• TASK PROMPT: For the entries that appear below, write out the exact text and omit the pictures.

--- TASK MATERIAL ---

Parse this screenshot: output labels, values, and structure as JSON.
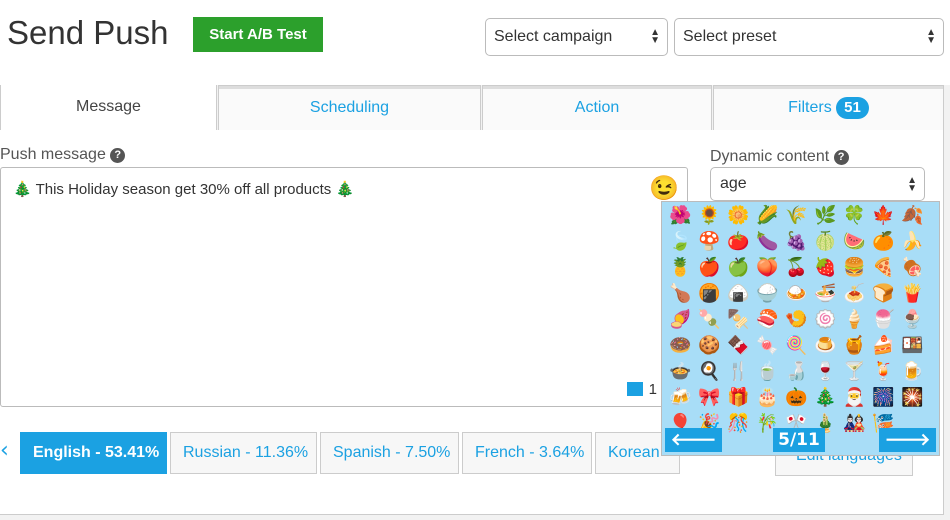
{
  "header": {
    "title": "Send Push",
    "ab_test_label": "Start A/B Test",
    "campaign_select": "Select campaign",
    "preset_select": "Select preset"
  },
  "tabs": [
    {
      "label": "Message"
    },
    {
      "label": "Scheduling"
    },
    {
      "label": "Action"
    },
    {
      "label": "Filters",
      "badge": "51"
    }
  ],
  "message": {
    "label": "Push message",
    "text": "🎄 This Holiday season get 30% off all products 🎄",
    "char_count": "1",
    "emoji_button": "😉"
  },
  "dynamic": {
    "label": "Dynamic content",
    "value": "age"
  },
  "emoji_picker": {
    "page": "5/11",
    "prev": "🡐",
    "next": "🡒",
    "emojis": [
      "🌺",
      "🌻",
      "🌼",
      "🌽",
      "🌾",
      "🌿",
      "🍀",
      "🍁",
      "🍂",
      "🍃",
      "🍄",
      "🍅",
      "🍆",
      "🍇",
      "🍈",
      "🍉",
      "🍊",
      "🍌",
      "🍍",
      "🍎",
      "🍏",
      "🍑",
      "🍒",
      "🍓",
      "🍔",
      "🍕",
      "🍖",
      "🍗",
      "🍘",
      "🍙",
      "🍚",
      "🍛",
      "🍜",
      "🍝",
      "🍞",
      "🍟",
      "🍠",
      "🍡",
      "🍢",
      "🍣",
      "🍤",
      "🍥",
      "🍦",
      "🍧",
      "🍨",
      "🍩",
      "🍪",
      "🍫",
      "🍬",
      "🍭",
      "🍮",
      "🍯",
      "🍰",
      "🍱",
      "🍲",
      "🍳",
      "🍴",
      "🍵",
      "🍶",
      "🍷",
      "🍸",
      "🍹",
      "🍺",
      "🍻",
      "🎀",
      "🎁",
      "🎂",
      "🎃",
      "🎄",
      "🎅",
      "🎆",
      "🎇",
      "🎈",
      "🎉",
      "🎊",
      "🎋",
      "🎌",
      "🎍",
      "🎎",
      "🎏"
    ]
  },
  "languages": [
    {
      "label": "English - 53.41%"
    },
    {
      "label": "Russian - 11.36%"
    },
    {
      "label": "Spanish - 7.50%"
    },
    {
      "label": "French - 3.64%"
    },
    {
      "label": "Korean"
    }
  ],
  "edit_languages": "Edit languages",
  "accent": "#1ba1e2"
}
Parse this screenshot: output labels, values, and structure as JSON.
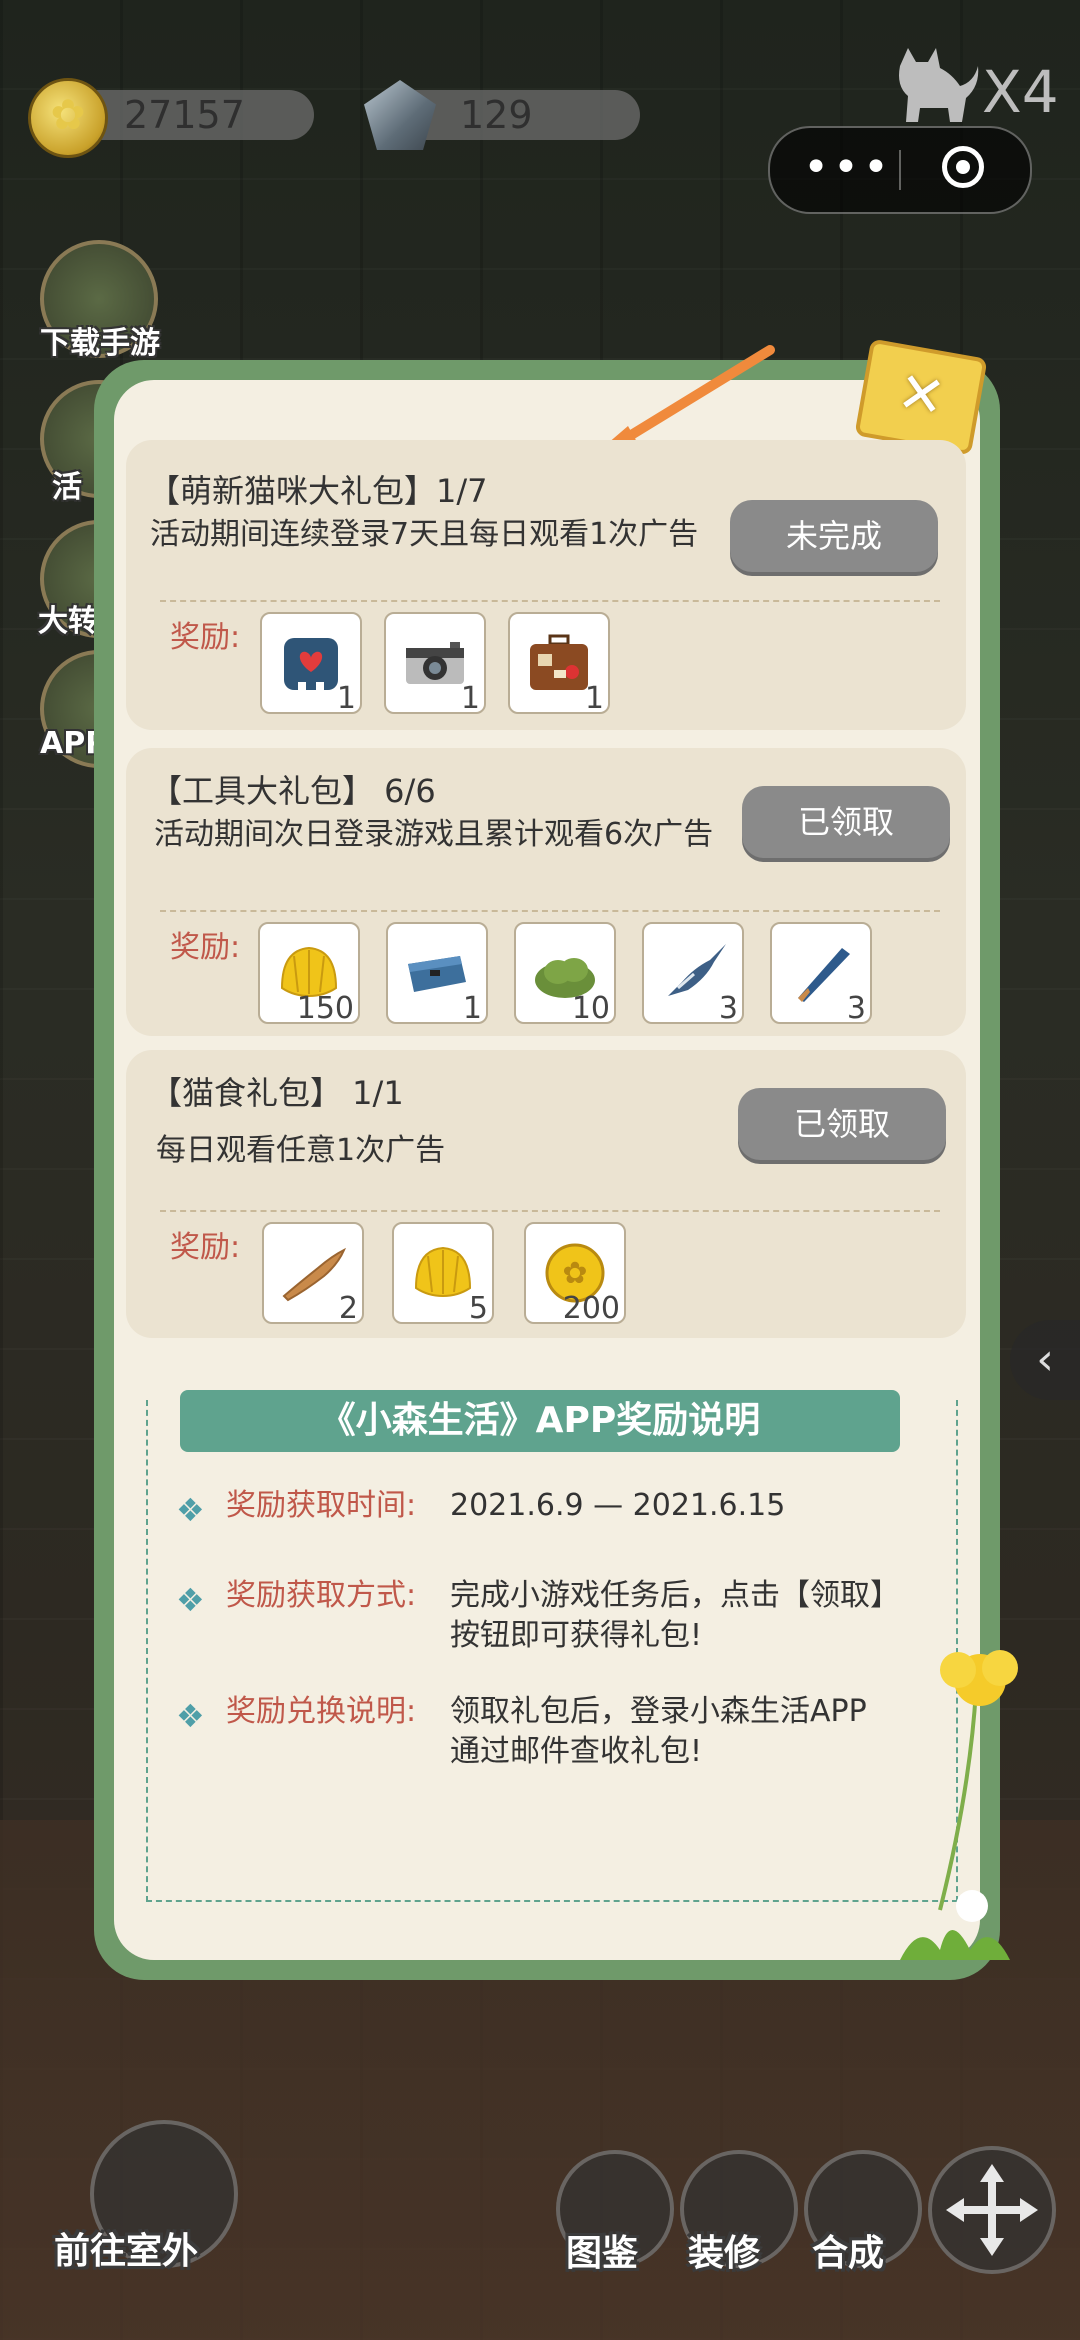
{
  "hud": {
    "coins": "27157",
    "gems": "129",
    "cat_multiplier": "X4"
  },
  "side_menu": [
    "下载手游",
    "活",
    "大转",
    "APP"
  ],
  "panel": {
    "gift_packs": [
      {
        "title": "【萌新猫咪大礼包】1/7",
        "desc": "活动期间连续登录7天且每日观看1次广告",
        "button": "未完成",
        "reward_label": "奖励:",
        "rewards": [
          {
            "icon": "cat-backpack",
            "count": "1"
          },
          {
            "icon": "camera",
            "count": "1"
          },
          {
            "icon": "suitcase",
            "count": "1"
          }
        ]
      },
      {
        "title": "【工具大礼包】 6/6",
        "desc": "活动期间次日登录游戏且累计观看6次广告",
        "button": "已领取",
        "reward_label": "奖励:",
        "rewards": [
          {
            "icon": "gold-shell",
            "count": "150"
          },
          {
            "icon": "toolbox",
            "count": "1"
          },
          {
            "icon": "bush",
            "count": "10"
          },
          {
            "icon": "swordfish",
            "count": "3"
          },
          {
            "icon": "bat",
            "count": "3"
          }
        ]
      },
      {
        "title": "【猫食礼包】  1/1",
        "desc": "每日观看任意1次广告",
        "button": "已领取",
        "reward_label": "奖励:",
        "rewards": [
          {
            "icon": "dried-fish",
            "count": "2"
          },
          {
            "icon": "gold-shell",
            "count": "5"
          },
          {
            "icon": "gold-coin",
            "count": "200"
          }
        ]
      }
    ],
    "info": {
      "banner": "《小森生活》APP奖励说明",
      "rows": [
        {
          "label": "奖励获取时间:",
          "value": "2021.6.9 — 2021.6.15"
        },
        {
          "label": "奖励获取方式:",
          "value": "完成小游戏任务后，点击【领取】按钮即可获得礼包!"
        },
        {
          "label": "奖励兑换说明:",
          "value": "领取礼包后，登录小森生活APP通过邮件查收礼包!"
        }
      ]
    }
  },
  "bottom_bar": {
    "outdoor": "前往室外",
    "catalog": "图鉴",
    "decorate": "装修",
    "combine": "合成"
  }
}
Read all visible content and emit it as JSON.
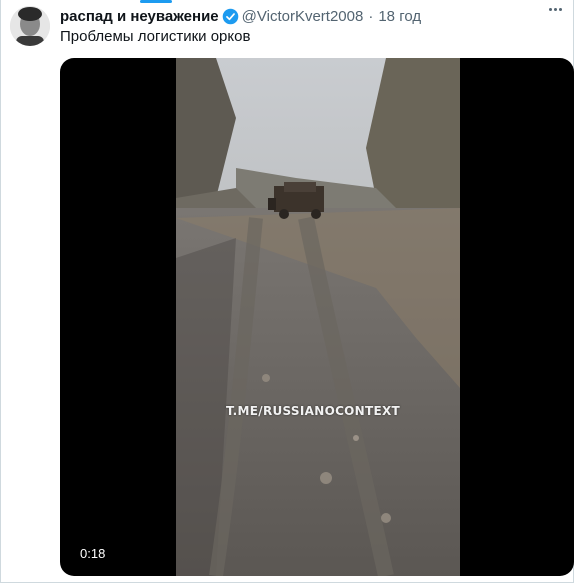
{
  "tweet": {
    "author_name": "распад и неуважение",
    "verified_icon": "verified-badge-icon",
    "handle": "@VictorKvert2008",
    "separator": "·",
    "time": "18 год",
    "text": "Проблемы логистики орков"
  },
  "media": {
    "watermark": "T.ME/RUSSIANOCONTEXT",
    "duration": "0:18"
  },
  "colors": {
    "accent": "#1d9bf0",
    "secondary_text": "#536471",
    "primary_text": "#0f1419"
  }
}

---

• WORKED SOLUTION:
Parse this screenshot: output labels, values, and structure as JSON.
{
  "header": {
    "title": "Send Push",
    "ab_test_label": "Start A/B Test",
    "campaign_select": "Select campaign",
    "preset_select": "Select preset"
  },
  "tabs": [
    {
      "label": "Message"
    },
    {
      "label": "Scheduling"
    },
    {
      "label": "Action"
    },
    {
      "label": "Filters",
      "badge": "51"
    }
  ],
  "message": {
    "label": "Push message",
    "text": "🎄 This Holiday season get 30% off all products 🎄",
    "char_count": "1",
    "emoji_button": "😉"
  },
  "dynamic": {
    "label": "Dynamic content",
    "value": "age"
  },
  "emoji_picker": {
    "page": "5/11",
    "prev": "🡐",
    "next": "🡒",
    "emojis": [
      "🌺",
      "🌻",
      "🌼",
      "🌽",
      "🌾",
      "🌿",
      "🍀",
      "🍁",
      "🍂",
      "🍃",
      "🍄",
      "🍅",
      "🍆",
      "🍇",
      "🍈",
      "🍉",
      "🍊",
      "🍌",
      "🍍",
      "🍎",
      "🍏",
      "🍑",
      "🍒",
      "🍓",
      "🍔",
      "🍕",
      "🍖",
      "🍗",
      "🍘",
      "🍙",
      "🍚",
      "🍛",
      "🍜",
      "🍝",
      "🍞",
      "🍟",
      "🍠",
      "🍡",
      "🍢",
      "🍣",
      "🍤",
      "🍥",
      "🍦",
      "🍧",
      "🍨",
      "🍩",
      "🍪",
      "🍫",
      "🍬",
      "🍭",
      "🍮",
      "🍯",
      "🍰",
      "🍱",
      "🍲",
      "🍳",
      "🍴",
      "🍵",
      "🍶",
      "🍷",
      "🍸",
      "🍹",
      "🍺",
      "🍻",
      "🎀",
      "🎁",
      "🎂",
      "🎃",
      "🎄",
      "🎅",
      "🎆",
      "🎇",
      "🎈",
      "🎉",
      "🎊",
      "🎋",
      "🎌",
      "🎍",
      "🎎",
      "🎏"
    ]
  },
  "languages": [
    {
      "label": "English - 53.41%"
    },
    {
      "label": "Russian - 11.36%"
    },
    {
      "label": "Spanish - 7.50%"
    },
    {
      "label": "French - 3.64%"
    },
    {
      "label": "Korean"
    }
  ],
  "edit_languages": "Edit languages",
  "accent": "#1ba1e2"
}
Parse this screenshot: output labels, values, and structure as JSON.
{
  "hud": {
    "coins": "27157",
    "gems": "129",
    "cat_multiplier": "X4"
  },
  "side_menu": [
    "下载手游",
    "活",
    "大转",
    "APP"
  ],
  "panel": {
    "gift_packs": [
      {
        "title": "【萌新猫咪大礼包】1/7",
        "desc": "活动期间连续登录7天且每日观看1次广告",
        "button": "未完成",
        "reward_label": "奖励:",
        "rewards": [
          {
            "icon": "cat-backpack",
            "count": "1"
          },
          {
            "icon": "camera",
            "count": "1"
          },
          {
            "icon": "suitcase",
            "count": "1"
          }
        ]
      },
      {
        "title": "【工具大礼包】 6/6",
        "desc": "活动期间次日登录游戏且累计观看6次广告",
        "button": "已领取",
        "reward_label": "奖励:",
        "rewards": [
          {
            "icon": "gold-shell",
            "count": "150"
          },
          {
            "icon": "toolbox",
            "count": "1"
          },
          {
            "icon": "bush",
            "count": "10"
          },
          {
            "icon": "swordfish",
            "count": "3"
          },
          {
            "icon": "bat",
            "count": "3"
          }
        ]
      },
      {
        "title": "【猫食礼包】  1/1",
        "desc": "每日观看任意1次广告",
        "button": "已领取",
        "reward_label": "奖励:",
        "rewards": [
          {
            "icon": "dried-fish",
            "count": "2"
          },
          {
            "icon": "gold-shell",
            "count": "5"
          },
          {
            "icon": "gold-coin",
            "count": "200"
          }
        ]
      }
    ],
    "info": {
      "banner": "《小森生活》APP奖励说明",
      "rows": [
        {
          "label": "奖励获取时间:",
          "value": "2021.6.9 — 2021.6.15"
        },
        {
          "label": "奖励获取方式:",
          "value": "完成小游戏任务后，点击【领取】按钮即可获得礼包!"
        },
        {
          "label": "奖励兑换说明:",
          "value": "领取礼包后，登录小森生活APP通过邮件查收礼包!"
        }
      ]
    }
  },
  "bottom_bar": {
    "outdoor": "前往室外",
    "catalog": "图鉴",
    "decorate": "装修",
    "combine": "合成"
  }
}
Read all visible content and emit it as JSON.
{
  "tweet": {
    "author_name": "распад и неуважение",
    "verified_icon": "verified-badge-icon",
    "handle": "@VictorKvert2008",
    "separator": "·",
    "time": "18 год",
    "text": "Проблемы логистики орков"
  },
  "media": {
    "watermark": "T.ME/RUSSIANOCONTEXT",
    "duration": "0:18"
  },
  "colors": {
    "accent": "#1d9bf0",
    "secondary_text": "#536471",
    "primary_text": "#0f1419"
  }
}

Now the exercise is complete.